By Ansharah Shakil, October 31 2023—
Sleeping Beauty is a classic fairytale, immortalized through the Disney animated film and numerous adaptations that came out of the original, far more disturbing Brothers’ Grimm story. The ballet based on the story was first completed by Tchaikovsky in 1889 and since then has become a world-famous production. After an initial run in 2018, Alberta Ballet has returned the ballet to its repertoire this year, performing the fairytale from Oct 26. to 28.
The Sleeping Beauty is Tchaikovsky’s longest ballet, at four hours, but it is common for this runtime to be cut to around two hours, as it was for Alberta Ballet’s rendition. Composed of a prologue and three acts, the ballet depicts Princess Aurora’s christening and the party to celebrate her birth that excludes the fairy Carabosse, who is then hell-bent on revenge and casts a spell on the princess which will lead to her death by pricked finger on her 20th birthday. The Lilac Fairy, Fairy of Wisdom, quickly lessens the impact of Carabosse’s spell by ensuring that Aurora will instead fall into a deep sleep. Prince Desire arrives in the sleeping kingdom a hundred years later, where the Lilac Fairy spurs him into finding Aurora. He overpowers Carabosse and awakens Aurora with a kiss on her forehead. The two’s wedding is celebrated with a Pas de Deux and guest appearances by other familiar fairytale characters like Little Red Riding Hood and Puss in Boots.
Opening night’s performance showcased Luna Sasaki as Princess Aurora, Lang Ma as Prince Desire, Mariko Kondo as the Lilac Fairy and Scotto Hamed-Ramos as Carabosse. Calgary students from Alberta Ballet School joined Alberta Ballet dancers onstage to provide a charming local vitality to the production.

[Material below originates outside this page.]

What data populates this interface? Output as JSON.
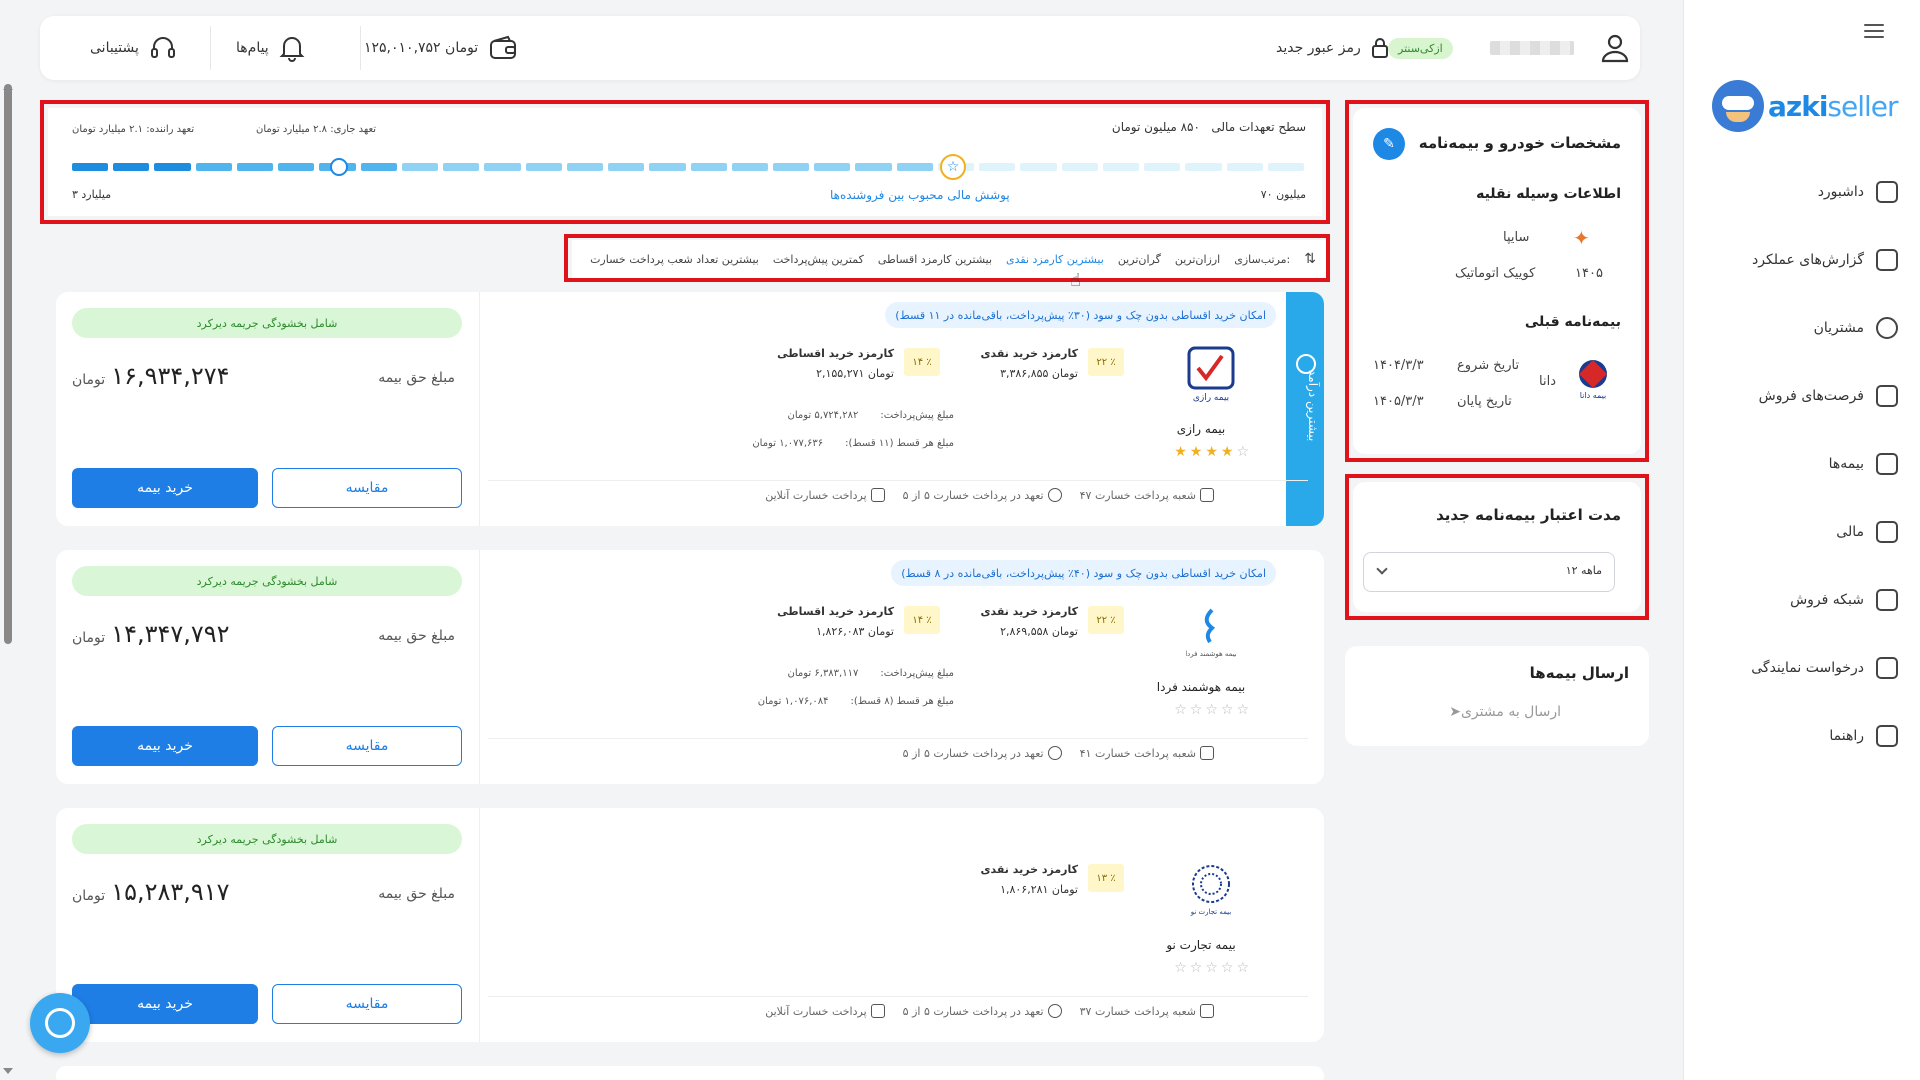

As soon as the curtains rose, the stage, bathed in golden light, was as breathtaking as the elegantly-clad dancers in their shimmering costumes. The ballet’s backdrop, which displays Alberta’s Rocky Mountains, transformed the setting into something well-known and well-loved for many of us. It was almost impossible to know where to look: at the beautiful set design, the dazzling costumes, the astonishing athletic movements of the dancers’ feet or the complete spectacle of all the performances on stage.

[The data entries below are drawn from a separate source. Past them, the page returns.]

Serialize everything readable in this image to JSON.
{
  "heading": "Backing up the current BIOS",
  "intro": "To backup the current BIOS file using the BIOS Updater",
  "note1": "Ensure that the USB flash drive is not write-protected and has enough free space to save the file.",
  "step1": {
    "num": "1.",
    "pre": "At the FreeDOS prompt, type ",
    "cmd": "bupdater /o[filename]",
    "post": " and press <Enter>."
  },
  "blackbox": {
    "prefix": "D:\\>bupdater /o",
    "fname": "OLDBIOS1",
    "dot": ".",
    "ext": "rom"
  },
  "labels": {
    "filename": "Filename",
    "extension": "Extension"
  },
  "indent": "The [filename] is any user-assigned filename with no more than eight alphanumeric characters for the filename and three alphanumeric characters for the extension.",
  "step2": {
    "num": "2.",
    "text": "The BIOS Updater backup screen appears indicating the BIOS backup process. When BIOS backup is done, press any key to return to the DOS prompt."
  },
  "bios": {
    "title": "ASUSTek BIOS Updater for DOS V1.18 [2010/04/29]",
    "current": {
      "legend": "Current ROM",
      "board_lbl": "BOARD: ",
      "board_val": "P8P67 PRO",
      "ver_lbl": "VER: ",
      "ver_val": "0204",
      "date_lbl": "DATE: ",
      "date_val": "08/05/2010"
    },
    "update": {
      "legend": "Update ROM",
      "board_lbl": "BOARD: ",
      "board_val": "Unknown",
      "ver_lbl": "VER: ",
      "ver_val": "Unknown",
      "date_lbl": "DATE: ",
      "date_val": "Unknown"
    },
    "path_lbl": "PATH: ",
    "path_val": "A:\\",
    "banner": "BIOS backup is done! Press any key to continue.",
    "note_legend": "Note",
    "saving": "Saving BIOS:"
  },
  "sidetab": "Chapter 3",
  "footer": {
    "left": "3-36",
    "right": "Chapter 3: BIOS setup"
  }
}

Sasaki, reprising her role from 2018, made for a gorgeous Aurora, able to balance the endearing emotion of the character alongside the demanding, delicate technical choreography. The Sleeping Beauty is famous for its Rose Adagio sequence, an exceptionally difficult series of balances that Sasaki carried out beautifully, in which Aurora’s four suitors twirl Aurora, who stands en pointe and takes each suitor’s hand without ever coming off pointe, in a circle. While Sasaki’s body shook from the demands of her choreography, her form was pristine and powerful. Even her fall to sleep was graceful. Ma was likewise excellent, perfectly able to support his partner when they were dancing together and captivating on his own. Though Desire’s big moment — defeating Carabosse and Carabosse’s minions — fell a bit short, his wide-eyed passion in his dances with Aurora and the rest of the company in Act Two and Three made up for it. It’s no wonder that Sasaki and Ma are longtime dance partners; their chemistry leaped off stage, electric in every movement.
Of the characters, Hamed-Ramos as Carabosse was a standout delight, magnetic on stage, and the Lilac Fairy was a vision of gentle sophistication. The contrast between the introduction of both characters in the first act was established not only through their costuming — Carabosse in heavy velvet green and the Lilac Fairy in airy purple — but through the way they moved on stage in time to the music changes that signalled their arrivals. The flames sparking from Carabosse’s hands when he threatened the royal family startled and fascinated the audience each time, while the technical skill of the Lilac Fairy received as loud a round of applause as Aurora and Desire’s dances did, and as the fairy tale guests in Act Three did.
Beyond the leads, each of the dancers’ movements was not only in time with the music but were attuned to every beat of it so completely that they became instruments themselves, smooth and polished whether they were holding themselves still or statuesque-like figures in a painting, or whether they were soaring through the energetic motions of their choreography. The lifts and twirls of Desire and Aurora’s final grand Pas de Deux were beautifully moving; it was impossible not to relish in their happy ending. Just as Prince Desire falls in love with Aurora in the visions given to him by the Lilac Fairy, we fall in love with this ballet, full of heart and delicacy, like it’s a dream you never want to end.
To learn more about Alberta Ballet and their current season, visit their website here.